In recent years, web browsers have been defining stricter policies regarding video autoplay. Historically, autoplay was allowed on Desktop browsers and not allowed on mobile ones (mostly to avoid unwanted data consumption on a mobile network connection) but this is not as simple as that anymore.
Stricter autoplay policies allow for improved user experience, reduce incentives to install ad blockers, and reduce data consumption on expensive and/or constrained networks.
The player doesn't have complete control on autoplay, the browser decides if the video shall be auto-played or not. Please note, in most environments, after a video is played, the next one can automatically start without any need of further user interaction.
The behaviour of our default autoplay Player parameter is as follows, when a video is loaded, the player tries to automatically attempt to start the playback of the video with sound. If this isn't possible due to browser prevention, there is a fallback and the player attempts again to play the video again but with the sound set to mute.
You can set your video to autoplay using the autoplay=true parameter, our autoplay parameter works as follows:
- When the browser does not allow autoplay with sound: The volume is forced to mute and the video is played without sound.
- When the browser allows autoplay: The video is played automatically with sound.
- When the browser prohibits autoplay: The browser prevents the video from playing, the video won't play until user interaction.
Chrome updated their Autoplay Policies in April 2018. Usually, If the video is muted, then autoplay will be allowed.
The video is also allowed to autoplay with sound, depending on the users' Media Engagement Index(MEI), previous interaction with the domain or the user has added the website to their home screen on their mobile.
The MEI is a measurement of the individual's media consumption per origin. Therefore, your MEI score will be highest on sites where you regularly play media. You can check your media engagement index score here: chrome://media-engagement/.
If you manually embedded video with a standard iframe embed before January 23, 2018, please make the update below to ensure that your player is properly integrated with the new browser-driven autoplay behaviour on Google Chrome.
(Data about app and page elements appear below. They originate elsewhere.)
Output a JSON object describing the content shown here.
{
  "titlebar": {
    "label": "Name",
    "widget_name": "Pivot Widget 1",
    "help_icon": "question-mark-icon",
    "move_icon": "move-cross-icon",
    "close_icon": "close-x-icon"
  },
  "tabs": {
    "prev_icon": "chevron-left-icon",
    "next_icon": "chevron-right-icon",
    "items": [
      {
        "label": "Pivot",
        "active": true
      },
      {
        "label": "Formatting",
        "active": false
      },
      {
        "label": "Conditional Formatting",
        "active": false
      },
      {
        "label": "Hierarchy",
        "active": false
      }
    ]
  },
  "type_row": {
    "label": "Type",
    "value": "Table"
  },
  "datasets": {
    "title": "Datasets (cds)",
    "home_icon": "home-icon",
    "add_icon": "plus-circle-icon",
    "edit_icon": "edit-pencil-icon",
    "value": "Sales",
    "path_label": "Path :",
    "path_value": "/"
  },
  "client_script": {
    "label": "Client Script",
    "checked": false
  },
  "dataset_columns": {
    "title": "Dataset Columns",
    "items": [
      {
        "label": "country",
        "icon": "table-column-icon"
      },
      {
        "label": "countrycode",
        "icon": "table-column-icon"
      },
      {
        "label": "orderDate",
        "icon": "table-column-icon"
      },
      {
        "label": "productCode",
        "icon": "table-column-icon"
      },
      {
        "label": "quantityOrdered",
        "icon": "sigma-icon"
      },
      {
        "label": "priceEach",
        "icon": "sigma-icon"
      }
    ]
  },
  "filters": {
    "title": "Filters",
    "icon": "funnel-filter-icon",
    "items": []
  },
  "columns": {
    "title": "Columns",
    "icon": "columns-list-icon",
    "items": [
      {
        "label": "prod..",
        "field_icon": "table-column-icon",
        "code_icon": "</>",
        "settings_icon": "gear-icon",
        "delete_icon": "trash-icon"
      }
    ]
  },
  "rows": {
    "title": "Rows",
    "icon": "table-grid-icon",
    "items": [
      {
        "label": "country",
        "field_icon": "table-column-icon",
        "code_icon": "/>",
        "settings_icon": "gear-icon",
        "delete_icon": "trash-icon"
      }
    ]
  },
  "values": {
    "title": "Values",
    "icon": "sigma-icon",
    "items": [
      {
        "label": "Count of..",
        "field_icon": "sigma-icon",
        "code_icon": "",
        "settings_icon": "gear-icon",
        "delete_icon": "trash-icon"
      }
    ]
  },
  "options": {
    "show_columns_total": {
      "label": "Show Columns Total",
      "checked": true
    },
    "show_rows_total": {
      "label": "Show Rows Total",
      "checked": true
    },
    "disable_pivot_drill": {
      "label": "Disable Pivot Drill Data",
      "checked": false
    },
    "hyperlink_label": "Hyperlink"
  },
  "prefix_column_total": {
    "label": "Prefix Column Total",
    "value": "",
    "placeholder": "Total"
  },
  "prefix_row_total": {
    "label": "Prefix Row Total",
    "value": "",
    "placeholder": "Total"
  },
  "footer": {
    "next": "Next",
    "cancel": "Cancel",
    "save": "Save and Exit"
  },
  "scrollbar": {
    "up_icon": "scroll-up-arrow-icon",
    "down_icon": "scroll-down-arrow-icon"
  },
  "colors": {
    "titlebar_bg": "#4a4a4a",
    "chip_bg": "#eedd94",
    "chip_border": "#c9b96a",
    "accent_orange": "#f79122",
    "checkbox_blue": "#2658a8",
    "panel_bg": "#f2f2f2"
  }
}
The allow="autoplay" parameter is required within the iframe.
More about Chrome's Policies here.
Starting from Safari 11, users are able to switch between different Autoplay configurations. The user has control over which sites are allowed to auto-play by default, by configuring the "Websites" preference window. Preferences> Websites> Auto-Play.
Safari blocks nearly all auto-playing media with sound by default. Except for the larger sites like YouTube & Facebook. In order to allow auto-playing on other sites, it's possible to simply change the auto-play configuration, head to that site and click 'Settings for This Website', in the Safari tab from the menu bar.
In the pop-up window, you can toggle between different auto-play parameters [Allow all Auto-Play], [Stop Media with Sound] or [Never Autoplay].
This allows videos on this domain play, but not for other websites using videos from this domain. ie, if you had Dailymotion.com configured to autoplay, it doesn't allow for Dailymotion videos on your site autoplay, It is domain-specific.
More about Safari's Policies here.
Firefox prevents all video with sound from autoplay by default. If you want to change these settings, Firefox offers a number of easy methods to quickly reconfigure the autoplay parameters.
- Disable it, in the advanced settings of the web browser. Preferences>Privacy & Security.
- Toggle the site permissions, by clicking the info button, in the address bar.
- Navigate to the advanced settings using about:config in the search bar, change the option to media.autoplay.enabled to [true] or [false].
More about Firefox's policies here.